_Data excerpts_
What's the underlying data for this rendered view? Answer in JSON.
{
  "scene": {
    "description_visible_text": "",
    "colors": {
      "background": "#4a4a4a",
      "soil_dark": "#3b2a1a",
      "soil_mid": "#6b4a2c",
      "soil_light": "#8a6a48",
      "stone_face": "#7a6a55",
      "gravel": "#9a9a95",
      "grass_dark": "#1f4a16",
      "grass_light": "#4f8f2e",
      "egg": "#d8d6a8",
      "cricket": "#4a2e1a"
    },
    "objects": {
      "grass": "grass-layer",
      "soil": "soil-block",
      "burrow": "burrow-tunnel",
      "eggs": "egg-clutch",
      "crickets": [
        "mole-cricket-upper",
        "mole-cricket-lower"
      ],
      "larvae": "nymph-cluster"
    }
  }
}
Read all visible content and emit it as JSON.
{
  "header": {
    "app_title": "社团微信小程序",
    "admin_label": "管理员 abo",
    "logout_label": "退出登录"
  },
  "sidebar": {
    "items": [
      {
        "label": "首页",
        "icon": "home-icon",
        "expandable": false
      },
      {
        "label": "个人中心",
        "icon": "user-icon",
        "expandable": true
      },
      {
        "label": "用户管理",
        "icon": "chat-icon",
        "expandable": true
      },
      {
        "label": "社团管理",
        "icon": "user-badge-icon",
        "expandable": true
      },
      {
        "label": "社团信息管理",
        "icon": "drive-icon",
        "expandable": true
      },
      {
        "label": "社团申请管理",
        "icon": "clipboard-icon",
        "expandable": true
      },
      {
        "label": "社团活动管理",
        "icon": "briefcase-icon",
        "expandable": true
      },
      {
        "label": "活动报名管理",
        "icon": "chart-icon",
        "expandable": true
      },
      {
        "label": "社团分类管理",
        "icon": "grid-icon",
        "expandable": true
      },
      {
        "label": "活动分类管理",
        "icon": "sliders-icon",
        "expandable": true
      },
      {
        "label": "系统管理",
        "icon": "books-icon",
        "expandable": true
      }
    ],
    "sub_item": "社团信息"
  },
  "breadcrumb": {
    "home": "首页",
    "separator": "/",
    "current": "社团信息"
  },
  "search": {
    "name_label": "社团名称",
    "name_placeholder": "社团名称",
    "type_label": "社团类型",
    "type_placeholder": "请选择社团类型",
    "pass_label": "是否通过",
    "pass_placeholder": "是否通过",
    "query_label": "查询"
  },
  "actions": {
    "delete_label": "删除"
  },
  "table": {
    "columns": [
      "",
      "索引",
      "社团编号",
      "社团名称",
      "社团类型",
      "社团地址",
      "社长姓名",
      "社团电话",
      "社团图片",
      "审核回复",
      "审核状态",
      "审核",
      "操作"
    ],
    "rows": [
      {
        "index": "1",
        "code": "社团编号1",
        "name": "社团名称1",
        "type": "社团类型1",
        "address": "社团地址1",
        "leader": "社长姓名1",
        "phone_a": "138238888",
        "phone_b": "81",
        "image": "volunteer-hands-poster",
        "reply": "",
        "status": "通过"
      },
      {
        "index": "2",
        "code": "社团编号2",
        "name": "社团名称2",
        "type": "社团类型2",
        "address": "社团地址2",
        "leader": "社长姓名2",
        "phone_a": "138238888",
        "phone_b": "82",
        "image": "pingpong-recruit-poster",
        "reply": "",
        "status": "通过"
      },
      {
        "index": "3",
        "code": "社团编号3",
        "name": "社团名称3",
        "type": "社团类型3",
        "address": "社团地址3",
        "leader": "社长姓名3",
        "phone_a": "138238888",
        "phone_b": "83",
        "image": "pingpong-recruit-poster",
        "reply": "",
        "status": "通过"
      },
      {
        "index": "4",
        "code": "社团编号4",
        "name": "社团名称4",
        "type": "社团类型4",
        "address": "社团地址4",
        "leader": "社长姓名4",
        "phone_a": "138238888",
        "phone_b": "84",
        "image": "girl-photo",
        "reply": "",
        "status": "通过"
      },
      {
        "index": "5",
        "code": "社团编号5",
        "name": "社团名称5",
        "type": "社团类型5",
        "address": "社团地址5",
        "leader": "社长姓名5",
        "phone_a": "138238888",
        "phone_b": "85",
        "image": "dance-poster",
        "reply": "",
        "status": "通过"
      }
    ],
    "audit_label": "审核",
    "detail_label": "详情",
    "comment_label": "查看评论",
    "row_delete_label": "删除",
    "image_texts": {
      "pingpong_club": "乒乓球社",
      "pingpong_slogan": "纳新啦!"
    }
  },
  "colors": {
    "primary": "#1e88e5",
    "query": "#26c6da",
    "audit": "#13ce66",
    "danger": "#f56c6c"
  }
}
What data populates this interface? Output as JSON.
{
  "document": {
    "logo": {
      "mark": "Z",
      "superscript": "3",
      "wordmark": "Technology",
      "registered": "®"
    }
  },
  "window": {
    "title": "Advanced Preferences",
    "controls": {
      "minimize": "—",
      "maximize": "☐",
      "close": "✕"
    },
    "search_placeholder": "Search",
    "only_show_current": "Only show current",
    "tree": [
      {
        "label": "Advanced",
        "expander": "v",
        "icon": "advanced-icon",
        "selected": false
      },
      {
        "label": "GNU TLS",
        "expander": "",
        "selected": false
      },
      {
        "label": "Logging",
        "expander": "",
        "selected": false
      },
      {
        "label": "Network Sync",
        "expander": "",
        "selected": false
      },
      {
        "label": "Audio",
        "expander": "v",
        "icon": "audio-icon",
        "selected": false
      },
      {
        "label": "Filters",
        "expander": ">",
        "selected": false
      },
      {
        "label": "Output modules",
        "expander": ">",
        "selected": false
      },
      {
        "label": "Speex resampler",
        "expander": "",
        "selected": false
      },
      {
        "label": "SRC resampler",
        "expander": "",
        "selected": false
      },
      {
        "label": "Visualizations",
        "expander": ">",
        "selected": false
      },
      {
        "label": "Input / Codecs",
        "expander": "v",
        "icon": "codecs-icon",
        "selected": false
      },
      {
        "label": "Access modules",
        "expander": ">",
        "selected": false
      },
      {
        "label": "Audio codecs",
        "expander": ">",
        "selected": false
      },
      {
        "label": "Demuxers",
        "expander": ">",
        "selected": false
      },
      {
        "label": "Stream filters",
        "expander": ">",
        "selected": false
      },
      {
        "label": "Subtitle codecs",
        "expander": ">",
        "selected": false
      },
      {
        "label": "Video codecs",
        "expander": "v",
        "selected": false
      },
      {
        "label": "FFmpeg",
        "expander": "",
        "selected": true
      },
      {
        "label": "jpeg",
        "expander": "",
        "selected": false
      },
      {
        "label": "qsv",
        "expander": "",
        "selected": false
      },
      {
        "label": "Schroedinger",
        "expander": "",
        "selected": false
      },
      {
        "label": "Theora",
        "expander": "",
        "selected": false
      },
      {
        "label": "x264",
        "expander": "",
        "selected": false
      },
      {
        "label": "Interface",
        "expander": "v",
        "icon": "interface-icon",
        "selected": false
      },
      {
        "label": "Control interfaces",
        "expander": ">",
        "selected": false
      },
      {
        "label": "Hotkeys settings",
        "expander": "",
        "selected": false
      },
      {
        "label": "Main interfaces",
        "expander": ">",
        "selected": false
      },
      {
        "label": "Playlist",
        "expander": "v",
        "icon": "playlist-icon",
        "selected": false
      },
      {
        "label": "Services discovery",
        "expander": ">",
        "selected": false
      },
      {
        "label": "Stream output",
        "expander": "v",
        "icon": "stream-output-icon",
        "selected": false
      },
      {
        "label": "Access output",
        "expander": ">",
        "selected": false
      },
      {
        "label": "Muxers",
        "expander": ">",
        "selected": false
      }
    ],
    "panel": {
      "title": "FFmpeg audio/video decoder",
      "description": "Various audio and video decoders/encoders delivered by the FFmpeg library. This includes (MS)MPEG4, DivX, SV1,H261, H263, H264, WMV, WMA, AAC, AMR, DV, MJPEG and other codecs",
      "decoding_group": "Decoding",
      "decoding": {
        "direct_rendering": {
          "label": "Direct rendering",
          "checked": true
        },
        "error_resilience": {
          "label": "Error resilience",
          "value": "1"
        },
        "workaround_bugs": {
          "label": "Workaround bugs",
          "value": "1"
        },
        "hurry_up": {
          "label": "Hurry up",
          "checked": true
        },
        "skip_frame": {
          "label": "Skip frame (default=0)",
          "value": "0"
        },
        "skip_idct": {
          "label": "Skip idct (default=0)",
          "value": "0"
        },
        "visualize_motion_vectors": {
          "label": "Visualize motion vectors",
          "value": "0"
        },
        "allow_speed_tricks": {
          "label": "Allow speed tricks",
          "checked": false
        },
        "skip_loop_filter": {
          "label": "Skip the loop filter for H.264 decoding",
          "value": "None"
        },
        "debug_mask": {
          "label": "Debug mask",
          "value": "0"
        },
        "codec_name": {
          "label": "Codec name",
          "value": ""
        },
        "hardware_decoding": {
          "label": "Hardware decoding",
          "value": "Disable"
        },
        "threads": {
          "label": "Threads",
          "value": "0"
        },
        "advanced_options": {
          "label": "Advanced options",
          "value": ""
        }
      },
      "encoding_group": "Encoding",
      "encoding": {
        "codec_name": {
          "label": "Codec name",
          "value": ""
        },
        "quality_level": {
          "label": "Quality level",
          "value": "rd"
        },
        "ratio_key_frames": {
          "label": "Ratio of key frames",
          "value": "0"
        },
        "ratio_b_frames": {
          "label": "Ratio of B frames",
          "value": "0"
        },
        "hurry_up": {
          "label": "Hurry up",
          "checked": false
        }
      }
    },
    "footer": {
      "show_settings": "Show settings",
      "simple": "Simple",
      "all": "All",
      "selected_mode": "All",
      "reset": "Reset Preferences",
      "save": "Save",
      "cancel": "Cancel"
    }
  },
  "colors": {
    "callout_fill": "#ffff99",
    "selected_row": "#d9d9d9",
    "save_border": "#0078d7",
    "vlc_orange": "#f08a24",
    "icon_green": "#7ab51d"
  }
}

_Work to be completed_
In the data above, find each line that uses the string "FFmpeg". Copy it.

_Answer for the task_
        "label": "FFmpeg",
      "title": "FFmpeg audio/video decoder",
      "description": "Various audio and video decoders/encoders delivered by the FFmpeg library. This includes (MS)MPEG4, DivX, SV1,H261, H263, H264, WMV, WMA, AAC, AMR, DV, MJPEG and other codecs",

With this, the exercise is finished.